In 2005, David Cameron was elected as leader of the Conservatives in the hope that his youthful and moderate image would appeal to younger voters. He promised to put an end to the embarrassing jeering and bellowing at Prime Minister's Questions and to engage young people once again. But since then, things have only gone from bad to worse.
Time and time again we've been told that young people are disinterested in politics, and it's no wonder: with a PM who told an outright lie about tax creditsduring the election, with Labour backbenchers threatening to rebel against a legitimately elected leader, and with a government that is led by three ex-members of the Bullingdon club, the idea of a healthy democracy, for many young people, is a bit of a joke. And that is precisely why something must be done: because unless we fight for our futures now, then we will have no futures to fight for.
But it's not just the working youth that are suffering: a study produced at LSErevealed that the main victims of spending cuts made since 2010 were children and their parents. Osborne's ruthless cuts to welfare, which could now be followed by cuts to child tax credits, will lead to an 80s-style explosion in the number of children in poverty, say the Institute for Fiscal Studies, who also revealed that two thirds of children living in poverty live in working families, revealing the absurdity of the so-called 'work penalty'. Why has a triple lock on child benefit and tax credit not been introduced? Because the Conservatives know that we have an aging population and that young people are apathetic: the old, in their eyes, are more important.
In addition, continuous rises in University tuition fees (as announced last week) and the scrapping of student grants for the poorest students, will only lead to higher inequality and fewer underprivileged children in higher education. This truly is a national travesty. But there's more: three days ago, the government announced 30% cuts to the Department for Communities and Local Government. These cuts will lead to more playground and youth club closures (or, in the words of the Treasury, "low-value programmes") and to more dangerous environments for our children. Yet again, the youth are suffering the most in austerity Britain.
"We do not inherit the earth from our ancestors; we borrow it from our children," as the ancient proverb goes. But, despite the environmental advances made during the coalition, the government plans not only to make onshore wind farms near-impossible to build in England, but also to slash support for solar energy by 87%. The dramatic cuts to "green crap" may not affect traditional Conservative voters, the old and the rich, but they certainly will affect future generations and the youth of today. If Cameron really does want to lead the "greenest government ever," then he'd better do a u-turn quickly.
Before he came into office, Cameron repeatedly emphasized the importance of reducing this country's debt because our children "deserve better". Ironically, though, children and young people have and will suffer the most under the Conservative austerity agenda. And it's not as if Cameron doesn't realize the impact of his cuts: this week, the PM wrote to his local council saying that he is "disappointed" at proposed "cuts to frontline services, from elderly day centres, to libraries, to museums". The hypocrisy is chilling.

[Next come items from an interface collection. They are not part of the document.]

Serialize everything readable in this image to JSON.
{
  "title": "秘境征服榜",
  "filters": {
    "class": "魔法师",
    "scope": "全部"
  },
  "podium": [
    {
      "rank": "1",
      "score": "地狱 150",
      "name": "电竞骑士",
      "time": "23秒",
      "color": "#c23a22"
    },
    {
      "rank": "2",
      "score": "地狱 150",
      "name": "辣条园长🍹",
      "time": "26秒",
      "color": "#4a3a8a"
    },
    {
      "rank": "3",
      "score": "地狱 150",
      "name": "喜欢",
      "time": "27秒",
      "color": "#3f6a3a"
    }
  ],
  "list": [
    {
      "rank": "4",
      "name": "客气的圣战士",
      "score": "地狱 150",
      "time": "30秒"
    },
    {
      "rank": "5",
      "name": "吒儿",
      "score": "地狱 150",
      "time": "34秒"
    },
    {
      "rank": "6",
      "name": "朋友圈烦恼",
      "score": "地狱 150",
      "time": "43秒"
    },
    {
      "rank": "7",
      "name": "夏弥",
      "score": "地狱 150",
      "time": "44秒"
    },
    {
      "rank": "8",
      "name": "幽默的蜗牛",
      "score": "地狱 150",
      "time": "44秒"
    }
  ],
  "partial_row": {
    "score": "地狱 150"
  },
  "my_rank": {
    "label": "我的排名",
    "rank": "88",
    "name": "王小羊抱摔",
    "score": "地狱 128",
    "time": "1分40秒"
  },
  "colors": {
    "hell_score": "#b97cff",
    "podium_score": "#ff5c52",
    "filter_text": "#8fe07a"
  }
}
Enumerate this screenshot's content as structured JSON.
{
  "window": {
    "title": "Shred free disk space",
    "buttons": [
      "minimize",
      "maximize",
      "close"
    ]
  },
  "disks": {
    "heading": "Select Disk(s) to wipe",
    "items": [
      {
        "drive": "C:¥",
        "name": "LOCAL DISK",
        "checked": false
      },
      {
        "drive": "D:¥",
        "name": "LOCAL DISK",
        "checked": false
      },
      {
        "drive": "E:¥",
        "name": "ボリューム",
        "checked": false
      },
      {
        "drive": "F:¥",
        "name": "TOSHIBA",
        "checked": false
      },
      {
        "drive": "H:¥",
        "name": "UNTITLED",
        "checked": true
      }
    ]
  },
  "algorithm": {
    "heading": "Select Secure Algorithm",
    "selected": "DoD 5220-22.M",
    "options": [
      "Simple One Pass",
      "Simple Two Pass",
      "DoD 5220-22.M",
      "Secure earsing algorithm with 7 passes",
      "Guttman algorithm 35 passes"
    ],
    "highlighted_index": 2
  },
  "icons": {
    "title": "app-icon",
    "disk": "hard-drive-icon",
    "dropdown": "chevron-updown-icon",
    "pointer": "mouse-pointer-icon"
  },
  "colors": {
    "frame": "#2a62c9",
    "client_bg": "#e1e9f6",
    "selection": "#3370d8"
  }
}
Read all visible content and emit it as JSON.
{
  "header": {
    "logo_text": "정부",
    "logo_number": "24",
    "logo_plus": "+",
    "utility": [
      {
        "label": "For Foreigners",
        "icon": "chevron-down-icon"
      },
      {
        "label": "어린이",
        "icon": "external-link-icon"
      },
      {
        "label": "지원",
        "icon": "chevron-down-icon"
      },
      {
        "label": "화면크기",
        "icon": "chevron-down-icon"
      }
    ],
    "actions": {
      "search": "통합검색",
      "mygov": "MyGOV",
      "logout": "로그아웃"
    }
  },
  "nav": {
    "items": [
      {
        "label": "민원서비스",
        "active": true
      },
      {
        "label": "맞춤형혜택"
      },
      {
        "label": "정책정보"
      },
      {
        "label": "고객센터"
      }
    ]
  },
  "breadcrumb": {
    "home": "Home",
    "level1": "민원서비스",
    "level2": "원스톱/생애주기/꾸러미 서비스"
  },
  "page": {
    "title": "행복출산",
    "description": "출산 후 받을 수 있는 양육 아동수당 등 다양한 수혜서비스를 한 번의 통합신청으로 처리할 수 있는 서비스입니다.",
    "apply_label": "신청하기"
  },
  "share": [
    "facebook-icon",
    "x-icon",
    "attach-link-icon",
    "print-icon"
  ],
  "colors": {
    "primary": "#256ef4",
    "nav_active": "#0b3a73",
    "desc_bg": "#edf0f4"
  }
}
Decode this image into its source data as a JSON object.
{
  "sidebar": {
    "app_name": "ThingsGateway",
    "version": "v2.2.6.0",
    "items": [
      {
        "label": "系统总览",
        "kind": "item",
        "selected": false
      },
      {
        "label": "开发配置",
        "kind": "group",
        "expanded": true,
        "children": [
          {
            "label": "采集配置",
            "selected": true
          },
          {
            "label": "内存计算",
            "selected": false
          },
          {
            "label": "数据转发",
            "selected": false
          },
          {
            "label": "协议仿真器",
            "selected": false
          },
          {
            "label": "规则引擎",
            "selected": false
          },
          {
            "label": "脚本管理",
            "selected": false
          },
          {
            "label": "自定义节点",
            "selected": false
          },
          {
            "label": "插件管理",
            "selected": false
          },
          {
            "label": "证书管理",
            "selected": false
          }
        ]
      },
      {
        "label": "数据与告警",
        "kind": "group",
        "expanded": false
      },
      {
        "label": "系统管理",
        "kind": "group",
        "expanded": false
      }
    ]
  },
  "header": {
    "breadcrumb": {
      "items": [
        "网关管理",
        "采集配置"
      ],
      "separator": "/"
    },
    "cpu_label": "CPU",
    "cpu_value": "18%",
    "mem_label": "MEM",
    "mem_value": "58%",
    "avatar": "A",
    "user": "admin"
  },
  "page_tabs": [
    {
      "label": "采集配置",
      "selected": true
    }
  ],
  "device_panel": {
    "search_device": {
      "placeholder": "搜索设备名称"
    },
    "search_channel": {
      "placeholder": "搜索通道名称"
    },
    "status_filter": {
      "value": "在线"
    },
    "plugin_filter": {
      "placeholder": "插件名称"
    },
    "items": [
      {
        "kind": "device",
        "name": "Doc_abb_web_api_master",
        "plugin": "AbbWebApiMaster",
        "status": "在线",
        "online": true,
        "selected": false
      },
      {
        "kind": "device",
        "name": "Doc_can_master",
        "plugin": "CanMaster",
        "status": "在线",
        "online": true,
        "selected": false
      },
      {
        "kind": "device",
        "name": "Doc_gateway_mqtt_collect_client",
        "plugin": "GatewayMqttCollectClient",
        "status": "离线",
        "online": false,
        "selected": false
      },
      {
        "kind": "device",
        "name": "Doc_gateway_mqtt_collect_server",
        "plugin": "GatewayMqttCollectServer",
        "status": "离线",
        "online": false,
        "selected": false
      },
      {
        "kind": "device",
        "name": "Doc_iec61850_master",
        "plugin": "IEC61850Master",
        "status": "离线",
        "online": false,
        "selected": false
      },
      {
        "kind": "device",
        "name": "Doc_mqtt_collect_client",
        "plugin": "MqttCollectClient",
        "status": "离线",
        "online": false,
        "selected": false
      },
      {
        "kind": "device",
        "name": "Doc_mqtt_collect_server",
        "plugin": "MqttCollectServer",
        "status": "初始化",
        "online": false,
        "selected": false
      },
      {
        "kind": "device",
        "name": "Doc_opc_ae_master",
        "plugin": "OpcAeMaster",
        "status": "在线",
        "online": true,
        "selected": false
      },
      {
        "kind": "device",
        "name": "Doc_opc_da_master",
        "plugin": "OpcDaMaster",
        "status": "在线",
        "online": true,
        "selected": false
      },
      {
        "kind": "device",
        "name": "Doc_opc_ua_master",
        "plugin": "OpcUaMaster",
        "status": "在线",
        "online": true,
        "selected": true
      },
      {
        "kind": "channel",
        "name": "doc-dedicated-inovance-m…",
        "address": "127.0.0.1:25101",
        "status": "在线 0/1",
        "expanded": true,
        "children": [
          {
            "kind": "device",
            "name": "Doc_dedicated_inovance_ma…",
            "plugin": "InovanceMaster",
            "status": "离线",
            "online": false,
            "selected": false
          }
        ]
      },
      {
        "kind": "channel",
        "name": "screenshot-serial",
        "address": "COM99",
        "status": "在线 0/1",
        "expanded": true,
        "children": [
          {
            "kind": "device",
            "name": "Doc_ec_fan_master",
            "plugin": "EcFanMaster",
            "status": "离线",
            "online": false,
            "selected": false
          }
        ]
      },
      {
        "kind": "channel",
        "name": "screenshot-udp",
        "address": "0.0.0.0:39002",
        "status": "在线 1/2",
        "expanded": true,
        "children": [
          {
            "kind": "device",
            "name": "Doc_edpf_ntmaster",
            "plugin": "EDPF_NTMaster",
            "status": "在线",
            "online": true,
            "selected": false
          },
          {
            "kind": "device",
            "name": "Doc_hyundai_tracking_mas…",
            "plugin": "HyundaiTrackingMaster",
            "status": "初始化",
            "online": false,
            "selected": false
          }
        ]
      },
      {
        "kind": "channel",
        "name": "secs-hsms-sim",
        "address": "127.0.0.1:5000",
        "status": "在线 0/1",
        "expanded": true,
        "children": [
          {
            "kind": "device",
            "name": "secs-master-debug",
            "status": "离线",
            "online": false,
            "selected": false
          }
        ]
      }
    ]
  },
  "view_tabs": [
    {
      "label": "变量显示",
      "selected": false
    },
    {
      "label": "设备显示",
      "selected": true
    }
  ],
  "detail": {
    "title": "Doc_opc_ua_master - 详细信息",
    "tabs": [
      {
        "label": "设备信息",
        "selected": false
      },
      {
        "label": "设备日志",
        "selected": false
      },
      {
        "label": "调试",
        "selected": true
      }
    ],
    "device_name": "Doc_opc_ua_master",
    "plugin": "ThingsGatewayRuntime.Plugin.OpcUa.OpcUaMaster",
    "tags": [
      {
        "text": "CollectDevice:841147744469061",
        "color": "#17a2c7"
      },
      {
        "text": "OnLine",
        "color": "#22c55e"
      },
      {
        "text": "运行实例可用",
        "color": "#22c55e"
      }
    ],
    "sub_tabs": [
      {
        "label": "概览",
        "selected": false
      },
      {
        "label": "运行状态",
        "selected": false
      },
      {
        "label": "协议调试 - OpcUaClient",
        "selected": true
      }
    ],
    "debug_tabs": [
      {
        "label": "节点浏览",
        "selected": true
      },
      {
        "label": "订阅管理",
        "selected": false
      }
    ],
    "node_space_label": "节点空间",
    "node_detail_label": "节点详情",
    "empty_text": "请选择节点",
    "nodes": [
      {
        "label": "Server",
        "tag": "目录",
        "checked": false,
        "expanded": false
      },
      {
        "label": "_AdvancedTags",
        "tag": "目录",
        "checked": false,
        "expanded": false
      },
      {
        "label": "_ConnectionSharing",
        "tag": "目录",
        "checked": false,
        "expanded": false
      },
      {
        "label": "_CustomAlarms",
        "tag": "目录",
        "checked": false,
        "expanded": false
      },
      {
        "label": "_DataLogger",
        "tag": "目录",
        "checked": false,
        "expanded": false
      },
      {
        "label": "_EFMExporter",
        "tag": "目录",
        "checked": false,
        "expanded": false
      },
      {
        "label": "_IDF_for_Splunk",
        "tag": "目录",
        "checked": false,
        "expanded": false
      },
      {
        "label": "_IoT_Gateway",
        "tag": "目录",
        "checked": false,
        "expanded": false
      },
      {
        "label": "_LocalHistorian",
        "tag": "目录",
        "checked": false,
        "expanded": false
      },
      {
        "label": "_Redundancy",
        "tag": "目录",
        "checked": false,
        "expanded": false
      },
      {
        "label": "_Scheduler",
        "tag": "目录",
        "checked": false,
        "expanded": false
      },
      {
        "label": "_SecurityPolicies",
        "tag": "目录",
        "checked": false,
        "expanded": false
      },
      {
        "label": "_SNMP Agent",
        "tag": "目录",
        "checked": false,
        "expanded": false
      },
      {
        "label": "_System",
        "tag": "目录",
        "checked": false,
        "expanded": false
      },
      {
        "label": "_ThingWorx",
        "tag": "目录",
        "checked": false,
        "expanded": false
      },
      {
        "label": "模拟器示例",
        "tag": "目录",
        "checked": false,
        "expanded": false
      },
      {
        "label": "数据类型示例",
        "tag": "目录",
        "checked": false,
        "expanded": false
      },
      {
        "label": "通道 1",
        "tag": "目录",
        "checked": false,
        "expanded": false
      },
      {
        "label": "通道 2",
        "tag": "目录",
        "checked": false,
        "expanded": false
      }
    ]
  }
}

So, we young people have got a lot of trouble ahead: but what can we do? A Harvard poll shows that young people automatically feel distrust in political organizations and institutions, and the low voting turnout amongst young people shows our inherent cynicism. But we can't just suffer in silence, because the longer we allow this government to get away with their cuts, the harder it will be to reclaim our futures. If we do not fight today, then we will lose our tomorrows.
The "Climate, Justice and Jobs" march on the 29th of November is our chance to stand up, to unite and to have our say. It doesn't matter whether you support a political party or if you distrust the entire establishment: this is an opportunity to have your concerns heard. This is no longer a partisan issue, this is a crisis, and we must act. You may feel that democracy is failing, but so long as we can protest and demonstrate, then we have the power to change things. Let it be this November that the young people of Britain saved their futures. Let it be this November that change begins.